"Above all, he's a player with a very strong mentality. He's one of those rare strikers like Diego Costa, who works tirelessly against the opposition's defence, although Stuani's manner is more discrete but almost more hurtful. He never gives up. He'll look for a goal in the first minute right up to the 95th minute. It's hard to play against players like this who never get scared. They also think about football as a contact sport. It's a way of life for them, their competitiveness.
"He's the typical forward that if he belongs to your team, you find he's great, but if he's on the other team, fans look to insult him. I like to have this kind of player in my team. A forward who is a fighter, strong and aggressive—guys who play at the limit of the rules and sometimes beyond them. It's part of knowing how to play football. When they're on the opposite team, you suffer them, and they make you angry."
Golobart makes the point that Stuani is the same player at Girona that he was during his days with Espanyol. He only managed to score 12 goals in his final La Liga season with the club (2014-15), but Stuani has grown into his role as Girona's franchise player. The greater responsibility—a mantle that has arrived to him in the autumn of his career—sits well with him.
"At Espanyol, I always had the feeling he was important, but he definitely could give more," Golobart says. "What's happened is that he feels more valued at Girona than he did at Espanyol. His Girona teammates look on him as being more important. He's their reference point. At Espanyol, he was an attacker on a team of 11 players. At Girona, he's the reference point for the team, for the club. He has responded wonderfully to this new role he's been given."
Stuani's career has been a series of ups and downs. He grew up in Tala, a small rural town in Uruguay, and is the son of middle-class parents. His father ran the family grocery business; his mother was a teacher. He joined one of Uruguay's premier division clubs, Danubio, as a 13-year-old, which involved making a 160-kilometer round trip for training and matches.
His big move to Europe's leagues came in 2008, when he joined Reggina as a 21-year-old, but he floundered. He only managed to register one goal in 18 appearances in Serie A for the club. He fared better when out on loan, scoring 22 goals during one spell in Spain's second division with Albacete—which is still a club-season record—but was sold to Espanyol in 2012.
A few years later, he moved to Middlesbrough in England, where he scored the goal that earned the side promotion to the Premier League in May 2016. The following season, he only scored four goals in the top flight before moving to Girona, where he has come into his kingdom. The late flowering of his career is a surprise to football observers back in Uruguay.
"Until his performances over the last two seasons with Girona, he was a player with a very low profile here in Uruguay," says Daniel Rosa, a sports editor with El Pais. "People didn't know much about him. But now every Uruguayan thinks that if Suarez or Cavani are missing, we have a guy at their level to replace them."
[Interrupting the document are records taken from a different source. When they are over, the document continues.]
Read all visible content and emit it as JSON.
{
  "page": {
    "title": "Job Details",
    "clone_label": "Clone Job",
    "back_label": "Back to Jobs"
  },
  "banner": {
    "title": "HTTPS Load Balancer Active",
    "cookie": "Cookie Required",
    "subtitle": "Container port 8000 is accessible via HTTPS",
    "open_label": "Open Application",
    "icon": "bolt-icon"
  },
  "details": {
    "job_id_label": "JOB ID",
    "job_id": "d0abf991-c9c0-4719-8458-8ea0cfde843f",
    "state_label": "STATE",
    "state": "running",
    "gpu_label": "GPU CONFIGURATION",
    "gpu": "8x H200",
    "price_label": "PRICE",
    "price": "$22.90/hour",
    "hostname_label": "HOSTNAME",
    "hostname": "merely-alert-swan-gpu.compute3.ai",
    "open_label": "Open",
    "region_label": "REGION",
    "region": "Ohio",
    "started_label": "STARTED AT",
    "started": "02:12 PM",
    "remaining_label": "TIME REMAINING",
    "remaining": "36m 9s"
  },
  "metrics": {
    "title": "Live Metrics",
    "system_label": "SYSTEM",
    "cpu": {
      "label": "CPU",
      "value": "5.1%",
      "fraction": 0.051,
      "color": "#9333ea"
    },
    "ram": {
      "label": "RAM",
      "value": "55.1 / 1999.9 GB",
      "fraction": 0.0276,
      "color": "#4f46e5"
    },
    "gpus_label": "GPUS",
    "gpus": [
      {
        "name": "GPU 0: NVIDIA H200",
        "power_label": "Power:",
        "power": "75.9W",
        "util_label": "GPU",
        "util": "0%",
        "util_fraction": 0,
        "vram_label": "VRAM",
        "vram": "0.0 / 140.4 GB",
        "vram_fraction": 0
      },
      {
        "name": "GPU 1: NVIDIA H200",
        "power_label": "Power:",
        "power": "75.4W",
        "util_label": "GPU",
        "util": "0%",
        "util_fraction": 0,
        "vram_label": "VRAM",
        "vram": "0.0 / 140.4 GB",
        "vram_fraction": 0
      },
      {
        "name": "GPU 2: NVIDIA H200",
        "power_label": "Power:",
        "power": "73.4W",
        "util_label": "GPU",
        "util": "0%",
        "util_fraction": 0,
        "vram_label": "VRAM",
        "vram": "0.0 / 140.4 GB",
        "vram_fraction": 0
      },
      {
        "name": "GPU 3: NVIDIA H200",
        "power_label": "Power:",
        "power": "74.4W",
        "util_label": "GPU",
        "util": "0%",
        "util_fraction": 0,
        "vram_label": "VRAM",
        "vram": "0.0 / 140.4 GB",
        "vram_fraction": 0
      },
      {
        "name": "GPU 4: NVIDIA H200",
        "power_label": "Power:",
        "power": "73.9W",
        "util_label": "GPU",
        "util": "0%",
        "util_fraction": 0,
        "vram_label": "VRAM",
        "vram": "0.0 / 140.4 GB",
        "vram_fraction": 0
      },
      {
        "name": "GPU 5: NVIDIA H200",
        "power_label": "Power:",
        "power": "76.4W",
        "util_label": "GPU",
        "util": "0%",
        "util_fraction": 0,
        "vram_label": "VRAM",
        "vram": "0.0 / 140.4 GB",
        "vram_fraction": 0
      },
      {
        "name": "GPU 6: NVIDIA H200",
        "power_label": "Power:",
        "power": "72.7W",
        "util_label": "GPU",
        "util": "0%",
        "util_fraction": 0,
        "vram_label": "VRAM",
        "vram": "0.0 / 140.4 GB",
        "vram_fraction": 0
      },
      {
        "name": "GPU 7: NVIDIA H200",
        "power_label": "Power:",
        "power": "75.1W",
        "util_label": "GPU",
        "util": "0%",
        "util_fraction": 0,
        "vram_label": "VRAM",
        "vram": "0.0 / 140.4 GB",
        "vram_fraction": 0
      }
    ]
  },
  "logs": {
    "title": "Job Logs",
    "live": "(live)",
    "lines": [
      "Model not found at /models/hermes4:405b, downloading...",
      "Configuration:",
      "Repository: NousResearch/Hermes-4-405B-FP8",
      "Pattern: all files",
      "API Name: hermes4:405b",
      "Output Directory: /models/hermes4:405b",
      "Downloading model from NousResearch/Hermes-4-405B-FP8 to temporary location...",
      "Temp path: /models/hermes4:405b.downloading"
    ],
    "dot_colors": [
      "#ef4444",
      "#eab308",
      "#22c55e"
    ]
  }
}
Three Uruguayan players have finished seasons as top scorers in La Liga. Jorge da Silva won the Pichichi for Valladolid in 1984, Diego Forlan was twice top scorer in the 2000s and Suarez won it in 2016.
It would be an incredible achievement if Stuani were to become the fourth Uruguayan footballer to win a Pichichi, especially with one of the smallest clubs in the league. But this La Liga season is so strange—at the moment, 76 points might be enough to win the title—so he might just be in with a chance.
"Stuani's explosion—his improved performances, his achievements—has arrived late in his career," Rosa says. "It's strange. After all these years, playing in Europe the world is finally getting to know him."
Follow Richard on Twitter: @Richard_Fitz